● Records excerpted from a collection:
┄┄┄┄┄┄┄┄┄┄

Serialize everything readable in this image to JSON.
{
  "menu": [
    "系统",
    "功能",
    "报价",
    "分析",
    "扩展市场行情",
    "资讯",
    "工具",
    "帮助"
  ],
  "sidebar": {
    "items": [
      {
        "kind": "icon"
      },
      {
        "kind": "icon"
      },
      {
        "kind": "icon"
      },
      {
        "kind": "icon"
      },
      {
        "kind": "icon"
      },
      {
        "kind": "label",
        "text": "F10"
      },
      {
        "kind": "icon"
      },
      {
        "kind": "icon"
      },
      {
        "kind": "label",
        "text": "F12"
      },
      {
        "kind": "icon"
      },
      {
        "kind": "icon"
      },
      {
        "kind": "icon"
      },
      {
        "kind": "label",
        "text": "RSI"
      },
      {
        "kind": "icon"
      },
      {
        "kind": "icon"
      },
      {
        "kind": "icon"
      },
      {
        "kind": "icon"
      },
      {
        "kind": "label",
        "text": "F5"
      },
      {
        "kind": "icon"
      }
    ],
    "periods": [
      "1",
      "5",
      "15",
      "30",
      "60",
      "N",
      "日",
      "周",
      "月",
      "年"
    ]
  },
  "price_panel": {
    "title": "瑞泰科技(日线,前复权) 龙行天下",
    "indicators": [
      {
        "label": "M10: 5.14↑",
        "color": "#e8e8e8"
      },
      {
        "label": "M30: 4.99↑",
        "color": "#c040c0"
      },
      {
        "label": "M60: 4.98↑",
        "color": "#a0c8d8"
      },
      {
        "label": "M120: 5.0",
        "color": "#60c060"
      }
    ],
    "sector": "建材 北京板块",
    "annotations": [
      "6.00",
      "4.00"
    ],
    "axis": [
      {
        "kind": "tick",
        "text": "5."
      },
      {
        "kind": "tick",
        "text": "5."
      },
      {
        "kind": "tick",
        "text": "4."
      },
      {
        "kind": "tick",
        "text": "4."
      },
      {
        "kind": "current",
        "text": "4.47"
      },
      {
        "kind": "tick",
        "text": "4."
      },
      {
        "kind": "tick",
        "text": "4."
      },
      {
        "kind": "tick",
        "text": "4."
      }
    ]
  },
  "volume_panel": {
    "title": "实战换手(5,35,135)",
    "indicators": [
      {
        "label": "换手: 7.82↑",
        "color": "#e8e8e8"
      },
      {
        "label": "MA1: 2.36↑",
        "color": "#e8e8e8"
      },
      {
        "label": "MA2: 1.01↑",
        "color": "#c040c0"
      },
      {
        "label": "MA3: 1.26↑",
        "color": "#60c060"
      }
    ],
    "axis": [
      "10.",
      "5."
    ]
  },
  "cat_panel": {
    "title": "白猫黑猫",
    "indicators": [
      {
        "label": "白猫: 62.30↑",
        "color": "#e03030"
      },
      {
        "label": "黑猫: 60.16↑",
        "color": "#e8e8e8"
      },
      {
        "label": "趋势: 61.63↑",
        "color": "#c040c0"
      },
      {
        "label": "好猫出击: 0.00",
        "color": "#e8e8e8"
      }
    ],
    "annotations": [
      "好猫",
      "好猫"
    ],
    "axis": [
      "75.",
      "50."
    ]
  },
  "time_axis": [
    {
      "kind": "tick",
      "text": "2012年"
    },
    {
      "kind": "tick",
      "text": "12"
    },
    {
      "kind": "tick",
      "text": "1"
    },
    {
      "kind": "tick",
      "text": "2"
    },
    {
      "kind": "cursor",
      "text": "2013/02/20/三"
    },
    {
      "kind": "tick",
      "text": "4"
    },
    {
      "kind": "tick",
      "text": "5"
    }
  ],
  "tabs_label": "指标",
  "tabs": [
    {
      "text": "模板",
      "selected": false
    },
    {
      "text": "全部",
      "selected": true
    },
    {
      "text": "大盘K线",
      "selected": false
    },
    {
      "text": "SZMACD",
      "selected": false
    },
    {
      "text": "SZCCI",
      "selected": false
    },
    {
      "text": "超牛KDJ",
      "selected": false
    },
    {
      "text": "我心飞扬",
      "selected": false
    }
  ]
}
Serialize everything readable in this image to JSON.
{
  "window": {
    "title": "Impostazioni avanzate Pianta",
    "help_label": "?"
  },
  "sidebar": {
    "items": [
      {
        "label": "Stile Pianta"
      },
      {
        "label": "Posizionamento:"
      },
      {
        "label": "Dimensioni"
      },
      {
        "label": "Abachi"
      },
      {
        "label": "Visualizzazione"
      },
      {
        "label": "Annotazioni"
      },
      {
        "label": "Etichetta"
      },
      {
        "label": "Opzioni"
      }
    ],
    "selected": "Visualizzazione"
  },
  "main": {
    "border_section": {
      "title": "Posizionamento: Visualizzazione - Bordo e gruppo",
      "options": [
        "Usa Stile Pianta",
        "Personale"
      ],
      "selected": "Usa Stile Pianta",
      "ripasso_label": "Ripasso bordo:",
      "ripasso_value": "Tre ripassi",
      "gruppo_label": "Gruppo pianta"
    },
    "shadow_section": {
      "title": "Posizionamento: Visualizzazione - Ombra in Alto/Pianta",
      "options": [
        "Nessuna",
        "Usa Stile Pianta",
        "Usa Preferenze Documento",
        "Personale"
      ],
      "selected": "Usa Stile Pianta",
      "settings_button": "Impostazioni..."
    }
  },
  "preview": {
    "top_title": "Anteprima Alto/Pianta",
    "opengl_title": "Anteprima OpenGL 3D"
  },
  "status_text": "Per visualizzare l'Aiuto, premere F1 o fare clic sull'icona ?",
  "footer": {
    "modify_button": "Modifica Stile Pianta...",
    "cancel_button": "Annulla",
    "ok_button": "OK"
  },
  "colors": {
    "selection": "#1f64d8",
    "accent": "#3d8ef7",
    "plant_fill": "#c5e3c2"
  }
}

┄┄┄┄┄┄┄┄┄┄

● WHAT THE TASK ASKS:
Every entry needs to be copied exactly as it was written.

● SOLUTION FOR THIS EXERCISE:
Serialize everything readable in this image to JSON.
{
  "menu": [
    "系统",
    "功能",
    "报价",
    "分析",
    "扩展市场行情",
    "资讯",
    "工具",
    "帮助"
  ],
  "sidebar": {
    "items": [
      {
        "kind": "icon"
      },
      {
        "kind": "icon"
      },
      {
        "kind": "icon"
      },
      {
        "kind": "icon"
      },
      {
        "kind": "icon"
      },
      {
        "kind": "label",
        "text": "F10"
      },
      {
        "kind": "icon"
      },
      {
        "kind": "icon"
      },
      {
        "kind": "label",
        "text": "F12"
      },
      {
        "kind": "icon"
      },
      {
        "kind": "icon"
      },
      {
        "kind": "icon"
      },
      {
        "kind": "label",
        "text": "RSI"
      },
      {
        "kind": "icon"
      },
      {
        "kind": "icon"
      },
      {
        "kind": "icon"
      },
      {
        "kind": "icon"
      },
      {
        "kind": "label",
        "text": "F5"
      },
      {
        "kind": "icon"
      }
    ],
    "periods": [
      "1",
      "5",
      "15",
      "30",
      "60",
      "N",
      "日",
      "周",
      "月",
      "年"
    ]
  },
  "price_panel": {
    "title": "瑞泰科技(日线,前复权) 龙行天下",
    "indicators": [
      {
        "label": "M10: 5.14↑",
        "color": "#e8e8e8"
      },
      {
        "label": "M30: 4.99↑",
        "color": "#c040c0"
      },
      {
        "label": "M60: 4.98↑",
        "color": "#a0c8d8"
      },
      {
        "label": "M120: 5.0",
        "color": "#60c060"
      }
    ],
    "sector": "建材 北京板块",
    "annotations": [
      "6.00",
      "4.00"
    ],
    "axis": [
      {
        "kind": "tick",
        "text": "5."
      },
      {
        "kind": "tick",
        "text": "5."
      },
      {
        "kind": "tick",
        "text": "4."
      },
      {
        "kind": "tick",
        "text": "4."
      },
      {
        "kind": "current",
        "text": "4.47"
      },
      {
        "kind": "tick",
        "text": "4."
      },
      {
        "kind": "tick",
        "text": "4."
      },
      {
        "kind": "tick",
        "text": "4."
      }
    ]
  },
  "volume_panel": {
    "title": "实战换手(5,35,135)",
    "indicators": [
      {
        "label": "换手: 7.82↑",
        "color": "#e8e8e8"
      },
      {
        "label": "MA1: 2.36↑",
        "color": "#e8e8e8"
      },
      {
        "label": "MA2: 1.01↑",
        "color": "#c040c0"
      },
      {
        "label": "MA3: 1.26↑",
        "color": "#60c060"
      }
    ],
    "axis": [
      "10.",
      "5."
    ]
  },
  "cat_panel": {
    "title": "白猫黑猫",
    "indicators": [
      {
        "label": "白猫: 62.30↑",
        "color": "#e03030"
      },
      {
        "label": "黑猫: 60.16↑",
        "color": "#e8e8e8"
      },
      {
        "label": "趋势: 61.63↑",
        "color": "#c040c0"
      },
      {
        "label": "好猫出击: 0.00",
        "color": "#e8e8e8"
      }
    ],
    "annotations": [
      "好猫",
      "好猫"
    ],
    "axis": [
      "75.",
      "50."
    ]
  },
  "time_axis": [
    {
      "kind": "tick",
      "text": "2012年"
    },
    {
      "kind": "tick",
      "text": "12"
    },
    {
      "kind": "tick",
      "text": "1"
    },
    {
      "kind": "tick",
      "text": "2"
    },
    {
      "kind": "cursor",
      "text": "2013/02/20/三"
    },
    {
      "kind": "tick",
      "text": "4"
    },
    {
      "kind": "tick",
      "text": "5"
    }
  ],
  "tabs_label": "指标",
  "tabs": [
    {
      "text": "模板",
      "selected": false
    },
    {
      "text": "全部",
      "selected": true
    },
    {
      "text": "大盘K线",
      "selected": false
    },
    {
      "text": "SZMACD",
      "selected": false
    },
    {
      "text": "SZCCI",
      "selected": false
    },
    {
      "text": "超牛KDJ",
      "selected": false
    },
    {
      "text": "我心飞扬",
      "selected": false
    }
  ]
}
Serialize everything readable in this image to JSON.
{
  "window": {
    "title": "Impostazioni avanzate Pianta",
    "help_label": "?"
  },
  "sidebar": {
    "items": [
      {
        "label": "Stile Pianta"
      },
      {
        "label": "Posizionamento:"
      },
      {
        "label": "Dimensioni"
      },
      {
        "label": "Abachi"
      },
      {
        "label": "Visualizzazione"
      },
      {
        "label": "Annotazioni"
      },
      {
        "label": "Etichetta"
      },
      {
        "label": "Opzioni"
      }
    ],
    "selected": "Visualizzazione"
  },
  "main": {
    "border_section": {
      "title": "Posizionamento: Visualizzazione - Bordo e gruppo",
      "options": [
        "Usa Stile Pianta",
        "Personale"
      ],
      "selected": "Usa Stile Pianta",
      "ripasso_label": "Ripasso bordo:",
      "ripasso_value": "Tre ripassi",
      "gruppo_label": "Gruppo pianta"
    },
    "shadow_section": {
      "title": "Posizionamento: Visualizzazione - Ombra in Alto/Pianta",
      "options": [
        "Nessuna",
        "Usa Stile Pianta",
        "Usa Preferenze Documento",
        "Personale"
      ],
      "selected": "Usa Stile Pianta",
      "settings_button": "Impostazioni..."
    }
  },
  "preview": {
    "top_title": "Anteprima Alto/Pianta",
    "opengl_title": "Anteprima OpenGL 3D"
  },
  "status_text": "Per visualizzare l'Aiuto, premere F1 o fare clic sull'icona ?",
  "footer": {
    "modify_button": "Modifica Stile Pianta...",
    "cancel_button": "Annulla",
    "ok_button": "OK"
  },
  "colors": {
    "selection": "#1f64d8",
    "accent": "#3d8ef7",
    "plant_fill": "#c5e3c2"
  }
}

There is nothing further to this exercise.